§ EXERCISE INSTRUCTIONS:
In the data below, find every line that has the string "site", and copy it.

§ PROVIDED ENTRIES:
########################################

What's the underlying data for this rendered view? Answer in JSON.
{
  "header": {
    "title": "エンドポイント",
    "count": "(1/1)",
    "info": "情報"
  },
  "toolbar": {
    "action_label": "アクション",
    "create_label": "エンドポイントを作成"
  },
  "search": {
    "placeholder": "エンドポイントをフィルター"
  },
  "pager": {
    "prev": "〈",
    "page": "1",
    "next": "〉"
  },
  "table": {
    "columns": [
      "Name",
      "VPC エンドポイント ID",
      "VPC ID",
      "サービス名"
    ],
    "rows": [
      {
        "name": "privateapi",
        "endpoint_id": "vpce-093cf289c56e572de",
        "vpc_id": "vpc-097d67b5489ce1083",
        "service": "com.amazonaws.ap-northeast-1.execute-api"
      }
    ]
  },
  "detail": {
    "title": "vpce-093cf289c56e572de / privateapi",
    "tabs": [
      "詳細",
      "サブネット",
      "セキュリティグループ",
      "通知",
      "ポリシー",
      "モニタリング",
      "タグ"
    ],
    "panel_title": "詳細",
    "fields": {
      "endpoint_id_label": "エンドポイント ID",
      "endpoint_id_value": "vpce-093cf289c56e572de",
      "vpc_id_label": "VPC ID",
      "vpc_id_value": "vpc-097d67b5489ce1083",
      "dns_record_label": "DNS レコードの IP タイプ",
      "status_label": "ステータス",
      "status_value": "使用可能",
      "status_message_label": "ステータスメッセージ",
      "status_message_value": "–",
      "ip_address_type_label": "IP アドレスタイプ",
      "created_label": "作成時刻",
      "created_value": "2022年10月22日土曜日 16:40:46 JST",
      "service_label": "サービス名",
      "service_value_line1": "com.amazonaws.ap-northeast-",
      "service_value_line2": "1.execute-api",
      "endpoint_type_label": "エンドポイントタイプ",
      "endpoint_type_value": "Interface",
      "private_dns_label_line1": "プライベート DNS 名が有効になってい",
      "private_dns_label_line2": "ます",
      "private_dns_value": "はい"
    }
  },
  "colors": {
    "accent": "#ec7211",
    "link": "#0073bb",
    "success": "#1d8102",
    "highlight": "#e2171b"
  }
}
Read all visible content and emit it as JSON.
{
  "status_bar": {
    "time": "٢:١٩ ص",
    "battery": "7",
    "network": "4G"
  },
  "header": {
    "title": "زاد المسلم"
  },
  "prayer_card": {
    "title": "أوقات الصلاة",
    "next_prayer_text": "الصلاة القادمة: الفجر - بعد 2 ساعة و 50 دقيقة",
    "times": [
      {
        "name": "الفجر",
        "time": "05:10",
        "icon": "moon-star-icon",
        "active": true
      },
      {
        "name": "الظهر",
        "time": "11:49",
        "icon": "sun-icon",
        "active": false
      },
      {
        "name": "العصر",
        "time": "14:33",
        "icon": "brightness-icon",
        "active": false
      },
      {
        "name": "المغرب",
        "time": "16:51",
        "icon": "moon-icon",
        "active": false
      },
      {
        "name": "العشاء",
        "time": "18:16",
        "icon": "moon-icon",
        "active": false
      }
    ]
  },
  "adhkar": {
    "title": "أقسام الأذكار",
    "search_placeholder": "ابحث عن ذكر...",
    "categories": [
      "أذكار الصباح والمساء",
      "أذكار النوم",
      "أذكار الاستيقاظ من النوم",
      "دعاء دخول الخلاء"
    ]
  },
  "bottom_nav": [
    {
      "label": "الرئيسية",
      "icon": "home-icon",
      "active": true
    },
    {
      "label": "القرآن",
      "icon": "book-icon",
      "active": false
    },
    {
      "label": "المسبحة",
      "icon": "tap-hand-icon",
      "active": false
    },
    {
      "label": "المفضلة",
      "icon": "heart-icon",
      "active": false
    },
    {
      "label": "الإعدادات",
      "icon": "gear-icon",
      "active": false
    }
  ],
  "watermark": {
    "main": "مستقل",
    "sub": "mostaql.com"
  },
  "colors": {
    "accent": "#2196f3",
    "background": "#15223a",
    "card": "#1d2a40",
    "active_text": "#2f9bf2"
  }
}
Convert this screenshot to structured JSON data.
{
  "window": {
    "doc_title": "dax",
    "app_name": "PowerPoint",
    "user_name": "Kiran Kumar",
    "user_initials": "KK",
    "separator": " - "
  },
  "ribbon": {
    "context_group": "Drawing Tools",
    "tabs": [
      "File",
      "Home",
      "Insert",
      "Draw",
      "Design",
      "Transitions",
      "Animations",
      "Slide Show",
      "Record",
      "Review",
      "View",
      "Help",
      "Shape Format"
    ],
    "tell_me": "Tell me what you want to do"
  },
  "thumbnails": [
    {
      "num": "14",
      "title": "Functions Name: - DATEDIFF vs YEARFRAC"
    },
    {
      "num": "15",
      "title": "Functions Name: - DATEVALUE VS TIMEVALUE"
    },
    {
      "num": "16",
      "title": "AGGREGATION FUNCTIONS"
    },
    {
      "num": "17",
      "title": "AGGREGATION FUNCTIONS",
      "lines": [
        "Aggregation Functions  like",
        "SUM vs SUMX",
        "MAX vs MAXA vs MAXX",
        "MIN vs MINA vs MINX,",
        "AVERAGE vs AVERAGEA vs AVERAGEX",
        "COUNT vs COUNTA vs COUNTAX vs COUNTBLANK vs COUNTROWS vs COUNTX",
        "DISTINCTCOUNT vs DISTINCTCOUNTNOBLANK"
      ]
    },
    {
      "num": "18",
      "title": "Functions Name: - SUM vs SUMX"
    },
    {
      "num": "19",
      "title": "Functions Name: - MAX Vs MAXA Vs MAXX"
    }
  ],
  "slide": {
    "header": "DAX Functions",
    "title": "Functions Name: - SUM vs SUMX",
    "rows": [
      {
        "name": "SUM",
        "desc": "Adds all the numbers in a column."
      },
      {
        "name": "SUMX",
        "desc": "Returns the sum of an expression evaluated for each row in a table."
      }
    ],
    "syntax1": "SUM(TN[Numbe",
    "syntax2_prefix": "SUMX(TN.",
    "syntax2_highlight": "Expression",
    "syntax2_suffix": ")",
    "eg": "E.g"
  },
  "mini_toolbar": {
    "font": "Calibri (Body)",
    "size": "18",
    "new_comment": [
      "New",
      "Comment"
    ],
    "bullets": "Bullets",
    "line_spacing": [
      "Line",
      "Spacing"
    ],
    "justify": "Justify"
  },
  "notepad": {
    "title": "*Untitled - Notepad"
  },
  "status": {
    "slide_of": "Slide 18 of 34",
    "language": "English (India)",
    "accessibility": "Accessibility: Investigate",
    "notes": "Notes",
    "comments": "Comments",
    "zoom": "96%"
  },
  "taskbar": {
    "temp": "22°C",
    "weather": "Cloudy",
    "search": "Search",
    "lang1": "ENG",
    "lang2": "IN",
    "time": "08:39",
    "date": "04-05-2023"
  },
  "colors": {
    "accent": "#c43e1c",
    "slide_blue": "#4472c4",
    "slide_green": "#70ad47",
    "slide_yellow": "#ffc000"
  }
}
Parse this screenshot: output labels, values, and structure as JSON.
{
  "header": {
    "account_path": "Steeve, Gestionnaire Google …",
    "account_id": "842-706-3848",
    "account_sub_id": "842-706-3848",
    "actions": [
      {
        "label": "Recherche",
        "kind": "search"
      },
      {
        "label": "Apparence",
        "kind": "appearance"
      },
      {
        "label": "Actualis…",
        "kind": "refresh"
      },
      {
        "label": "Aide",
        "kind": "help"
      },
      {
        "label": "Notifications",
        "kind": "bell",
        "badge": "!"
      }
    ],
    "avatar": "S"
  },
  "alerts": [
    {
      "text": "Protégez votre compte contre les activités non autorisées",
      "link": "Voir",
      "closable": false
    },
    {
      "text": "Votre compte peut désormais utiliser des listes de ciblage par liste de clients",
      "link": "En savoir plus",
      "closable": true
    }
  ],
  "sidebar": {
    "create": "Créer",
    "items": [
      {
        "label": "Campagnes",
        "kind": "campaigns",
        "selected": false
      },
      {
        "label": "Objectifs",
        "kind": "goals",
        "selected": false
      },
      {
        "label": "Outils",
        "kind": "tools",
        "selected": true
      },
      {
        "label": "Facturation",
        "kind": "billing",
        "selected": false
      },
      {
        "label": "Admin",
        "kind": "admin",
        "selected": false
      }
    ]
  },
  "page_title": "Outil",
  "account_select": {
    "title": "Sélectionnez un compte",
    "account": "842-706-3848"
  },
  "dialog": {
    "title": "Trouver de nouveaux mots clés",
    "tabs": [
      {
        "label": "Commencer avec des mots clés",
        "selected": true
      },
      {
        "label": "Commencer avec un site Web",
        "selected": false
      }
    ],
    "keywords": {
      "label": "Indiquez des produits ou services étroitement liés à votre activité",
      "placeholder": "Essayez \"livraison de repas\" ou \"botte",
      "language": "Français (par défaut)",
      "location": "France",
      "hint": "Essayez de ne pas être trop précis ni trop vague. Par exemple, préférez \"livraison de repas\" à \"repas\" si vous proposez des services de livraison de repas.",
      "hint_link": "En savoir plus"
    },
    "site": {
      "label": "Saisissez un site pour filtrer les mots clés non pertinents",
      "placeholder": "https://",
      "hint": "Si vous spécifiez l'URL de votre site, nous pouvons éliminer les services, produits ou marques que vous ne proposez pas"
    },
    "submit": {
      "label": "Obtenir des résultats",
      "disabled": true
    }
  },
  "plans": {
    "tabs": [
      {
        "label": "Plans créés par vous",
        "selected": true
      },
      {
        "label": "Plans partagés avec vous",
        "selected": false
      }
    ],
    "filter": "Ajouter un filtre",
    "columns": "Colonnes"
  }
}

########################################

§ EXPECTED ANSWER:
        "label": "Commencer avec un site Web",
    "site": {
      "label": "Saisissez un site pour filtrer les mots clés non pertinents",
      "hint": "Si vous spécifiez l'URL de votre site, nous pouvons éliminer les services, produits ou marques que vous ne proposez pas"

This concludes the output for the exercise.